Once I have my power (level) of the flash set I’ll make sure that the flash will be completely hidden when my subject takes a seat. If I have an assistant this is where they will take a seat. If I’m working without an assistant then I’ll use the self timer function of my camera and I’ll jump in front of the camera myself. The background light is still the only flash turned on at this stage. Here’s a look at what the background light looked when I took a seat for a test shot:
After seeing this test shot I moved my flash a bit and aimed it up a little to get the background light looking exactly the way I wanted it to look.

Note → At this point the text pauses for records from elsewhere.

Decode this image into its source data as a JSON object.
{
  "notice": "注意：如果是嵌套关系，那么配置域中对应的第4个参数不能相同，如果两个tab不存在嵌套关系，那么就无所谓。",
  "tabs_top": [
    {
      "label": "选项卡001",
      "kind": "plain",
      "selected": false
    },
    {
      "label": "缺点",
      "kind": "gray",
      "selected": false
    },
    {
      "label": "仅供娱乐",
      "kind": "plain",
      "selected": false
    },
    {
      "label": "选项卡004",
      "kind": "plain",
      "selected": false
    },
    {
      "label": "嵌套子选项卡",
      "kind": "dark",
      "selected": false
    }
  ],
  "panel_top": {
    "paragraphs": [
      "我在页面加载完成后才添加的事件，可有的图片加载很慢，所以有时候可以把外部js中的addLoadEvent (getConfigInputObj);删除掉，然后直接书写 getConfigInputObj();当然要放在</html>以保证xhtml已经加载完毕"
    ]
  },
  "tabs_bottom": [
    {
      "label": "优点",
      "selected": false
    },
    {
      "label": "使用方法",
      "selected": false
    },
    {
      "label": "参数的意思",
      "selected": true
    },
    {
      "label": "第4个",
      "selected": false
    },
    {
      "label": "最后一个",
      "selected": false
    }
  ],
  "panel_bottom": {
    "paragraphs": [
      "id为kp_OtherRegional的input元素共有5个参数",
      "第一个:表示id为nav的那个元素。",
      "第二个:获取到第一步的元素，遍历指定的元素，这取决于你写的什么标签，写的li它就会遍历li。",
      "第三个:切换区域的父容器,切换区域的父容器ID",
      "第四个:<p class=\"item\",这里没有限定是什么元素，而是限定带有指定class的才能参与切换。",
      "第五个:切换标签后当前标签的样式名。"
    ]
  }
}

Next up I’ll bring in my rim/hair light. What I’m looking for is a nice outline of my subject as well as some highlights in my subjects hair. I’ll begin by placing the rim/hair flash behind, to the side of and above my subject with the flash pointed down around a 45 degree angle. Then I’ll take test shots to find a good level for the flash power. I’m looking for a natural look most of the time but I’ll bring the power level up for more stylized shots. Here’s a look at me sitting in for a light test with only the background and rim lights turned on:
For my shoot with Syd I went with a very low setting for my rim light. I wanted it to help outline Syd without making it look like I was using a flash.
I always set my main light up last. I like to use a position and power setting that will fill in my subject and give me soft shadows to help define the shape of my subject. Again, it’s super important to find a flash power level setting that cive good illumination without making it look like you used a flash. With all of my flashes placed and the power levels set I’ll bring in my subject.
Whenever I’m taking studio style portraits I like to work fast and I try to keep my number of shots to a minimum. I might take a quick test shot to make sure my lighting setup works with my subject and if a change needs to be made it’s usually a really small adjustment. Here’s a look at the studio when Syd took a seat in my studio:
With the technical stuff done I then begin working with my subject to help them look their best. That involves making small adjustments to which direction they’re turned, how their head is positioned and where they should be looking so that I can see white on either side of their iris. Then it’s time to do whatever I can behind the camera to bring personality out in front of my camera. In the case of Syd it was super easy. She’s super happy and known for her huge smile. I had her finished in under 5 clicks of my shutter release.
With my camera connected to my laptop for tethered capture I was able to let Syd see my favorite shots instantly. For shoots where I have a larger number of captures I can tag shots as favorites before my subject leaves.
All that remains is a little time in Photoshop and I’m ready to upload images to my clients private gallery. Here’s another look at Syd’s favorite image from her shoot: